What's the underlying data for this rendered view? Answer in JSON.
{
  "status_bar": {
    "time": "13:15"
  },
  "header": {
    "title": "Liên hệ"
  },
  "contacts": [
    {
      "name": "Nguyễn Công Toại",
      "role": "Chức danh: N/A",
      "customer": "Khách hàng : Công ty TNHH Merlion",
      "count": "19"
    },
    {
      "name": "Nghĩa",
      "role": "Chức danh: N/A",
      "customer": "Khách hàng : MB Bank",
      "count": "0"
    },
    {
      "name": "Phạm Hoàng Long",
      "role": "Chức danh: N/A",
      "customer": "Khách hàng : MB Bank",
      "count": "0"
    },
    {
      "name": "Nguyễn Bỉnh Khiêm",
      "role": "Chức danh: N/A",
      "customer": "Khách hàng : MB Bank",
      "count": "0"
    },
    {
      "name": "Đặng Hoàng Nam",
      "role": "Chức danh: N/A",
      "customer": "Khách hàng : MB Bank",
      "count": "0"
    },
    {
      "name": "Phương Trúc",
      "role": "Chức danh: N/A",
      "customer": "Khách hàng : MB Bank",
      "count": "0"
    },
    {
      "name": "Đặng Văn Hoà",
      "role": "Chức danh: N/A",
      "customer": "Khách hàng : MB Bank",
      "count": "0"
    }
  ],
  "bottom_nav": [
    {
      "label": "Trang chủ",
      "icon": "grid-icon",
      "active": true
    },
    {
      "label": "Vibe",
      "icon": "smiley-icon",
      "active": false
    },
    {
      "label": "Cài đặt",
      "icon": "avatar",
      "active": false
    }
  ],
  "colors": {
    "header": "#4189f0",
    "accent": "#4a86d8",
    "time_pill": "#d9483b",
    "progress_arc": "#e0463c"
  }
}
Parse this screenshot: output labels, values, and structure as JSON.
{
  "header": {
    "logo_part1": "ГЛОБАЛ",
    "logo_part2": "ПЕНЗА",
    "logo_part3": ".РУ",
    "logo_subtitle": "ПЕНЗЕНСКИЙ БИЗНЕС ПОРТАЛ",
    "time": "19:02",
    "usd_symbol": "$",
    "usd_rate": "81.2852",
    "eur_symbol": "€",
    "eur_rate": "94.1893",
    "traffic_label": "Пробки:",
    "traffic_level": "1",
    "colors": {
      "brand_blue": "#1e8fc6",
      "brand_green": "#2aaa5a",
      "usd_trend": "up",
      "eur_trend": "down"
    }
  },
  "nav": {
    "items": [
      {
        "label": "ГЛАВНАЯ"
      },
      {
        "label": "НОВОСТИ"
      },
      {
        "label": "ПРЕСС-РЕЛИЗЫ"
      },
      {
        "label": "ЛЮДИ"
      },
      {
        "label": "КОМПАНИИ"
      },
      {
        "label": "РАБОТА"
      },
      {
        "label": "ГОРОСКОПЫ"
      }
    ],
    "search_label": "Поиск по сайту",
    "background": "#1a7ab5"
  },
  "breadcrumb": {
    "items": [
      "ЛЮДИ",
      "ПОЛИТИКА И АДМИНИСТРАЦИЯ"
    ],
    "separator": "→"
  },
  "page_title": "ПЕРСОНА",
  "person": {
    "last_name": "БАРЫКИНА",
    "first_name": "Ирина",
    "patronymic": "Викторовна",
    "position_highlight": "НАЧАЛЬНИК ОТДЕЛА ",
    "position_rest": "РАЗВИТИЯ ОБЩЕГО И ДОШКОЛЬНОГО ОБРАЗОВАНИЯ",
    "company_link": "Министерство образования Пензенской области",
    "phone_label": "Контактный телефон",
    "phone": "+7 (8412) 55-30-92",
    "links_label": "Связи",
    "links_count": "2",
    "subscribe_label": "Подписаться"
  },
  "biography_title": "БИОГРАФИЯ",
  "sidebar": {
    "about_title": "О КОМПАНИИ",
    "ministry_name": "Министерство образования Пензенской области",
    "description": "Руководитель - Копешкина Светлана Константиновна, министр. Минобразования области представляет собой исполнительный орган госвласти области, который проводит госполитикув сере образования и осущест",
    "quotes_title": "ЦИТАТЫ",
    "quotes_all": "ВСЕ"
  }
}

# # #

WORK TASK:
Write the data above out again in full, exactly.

PROBLEM SOLUTION:
What's the underlying data for this rendered view? Answer in JSON.
{
  "status_bar": {
    "time": "13:15"
  },
  "header": {
    "title": "Liên hệ"
  },
  "contacts": [
    {
      "name": "Nguyễn Công Toại",
      "role": "Chức danh: N/A",
      "customer": "Khách hàng : Công ty TNHH Merlion",
      "count": "19"
    },
    {
      "name": "Nghĩa",
      "role": "Chức danh: N/A",
      "customer": "Khách hàng : MB Bank",
      "count": "0"
    },
    {
      "name": "Phạm Hoàng Long",
      "role": "Chức danh: N/A",
      "customer": "Khách hàng : MB Bank",
      "count": "0"
    },
    {
      "name": "Nguyễn Bỉnh Khiêm",
      "role": "Chức danh: N/A",
      "customer": "Khách hàng : MB Bank",
      "count": "0"
    },
    {
      "name": "Đặng Hoàng Nam",
      "role": "Chức danh: N/A",
      "customer": "Khách hàng : MB Bank",
      "count": "0"
    },
    {
      "name": "Phương Trúc",
      "role": "Chức danh: N/A",
      "customer": "Khách hàng : MB Bank",
      "count": "0"
    },
    {
      "name": "Đặng Văn Hoà",
      "role": "Chức danh: N/A",
      "customer": "Khách hàng : MB Bank",
      "count": "0"
    }
  ],
  "bottom_nav": [
    {
      "label": "Trang chủ",
      "icon": "grid-icon",
      "active": true
    },
    {
      "label": "Vibe",
      "icon": "smiley-icon",
      "active": false
    },
    {
      "label": "Cài đặt",
      "icon": "avatar",
      "active": false
    }
  ],
  "colors": {
    "header": "#4189f0",
    "accent": "#4a86d8",
    "time_pill": "#d9483b",
    "progress_arc": "#e0463c"
  }
}
Parse this screenshot: output labels, values, and structure as JSON.
{
  "header": {
    "logo_part1": "ГЛОБАЛ",
    "logo_part2": "ПЕНЗА",
    "logo_part3": ".РУ",
    "logo_subtitle": "ПЕНЗЕНСКИЙ БИЗНЕС ПОРТАЛ",
    "time": "19:02",
    "usd_symbol": "$",
    "usd_rate": "81.2852",
    "eur_symbol": "€",
    "eur_rate": "94.1893",
    "traffic_label": "Пробки:",
    "traffic_level": "1",
    "colors": {
      "brand_blue": "#1e8fc6",
      "brand_green": "#2aaa5a",
      "usd_trend": "up",
      "eur_trend": "down"
    }
  },
  "nav": {
    "items": [
      {
        "label": "ГЛАВНАЯ"
      },
      {
        "label": "НОВОСТИ"
      },
      {
        "label": "ПРЕСС-РЕЛИЗЫ"
      },
      {
        "label": "ЛЮДИ"
      },
      {
        "label": "КОМПАНИИ"
      },
      {
        "label": "РАБОТА"
      },
      {
        "label": "ГОРОСКОПЫ"
      }
    ],
    "search_label": "Поиск по сайту",
    "background": "#1a7ab5"
  },
  "breadcrumb": {
    "items": [
      "ЛЮДИ",
      "ПОЛИТИКА И АДМИНИСТРАЦИЯ"
    ],
    "separator": "→"
  },
  "page_title": "ПЕРСОНА",
  "person": {
    "last_name": "БАРЫКИНА",
    "first_name": "Ирина",
    "patronymic": "Викторовна",
    "position_highlight": "НАЧАЛЬНИК ОТДЕЛА ",
    "position_rest": "РАЗВИТИЯ ОБЩЕГО И ДОШКОЛЬНОГО ОБРАЗОВАНИЯ",
    "company_link": "Министерство образования Пензенской области",
    "phone_label": "Контактный телефон",
    "phone": "+7 (8412) 55-30-92",
    "links_label": "Связи",
    "links_count": "2",
    "subscribe_label": "Подписаться"
  },
  "biography_title": "БИОГРАФИЯ",
  "sidebar": {
    "about_title": "О КОМПАНИИ",
    "ministry_name": "Министерство образования Пензенской области",
    "description": "Руководитель - Копешкина Светлана Константиновна, министр. Минобразования области представляет собой исполнительный орган госвласти области, который проводит госполитикув сере образования и осущест",
    "quotes_title": "ЦИТАТЫ",
    "quotes_all": "ВСЕ"
  }
}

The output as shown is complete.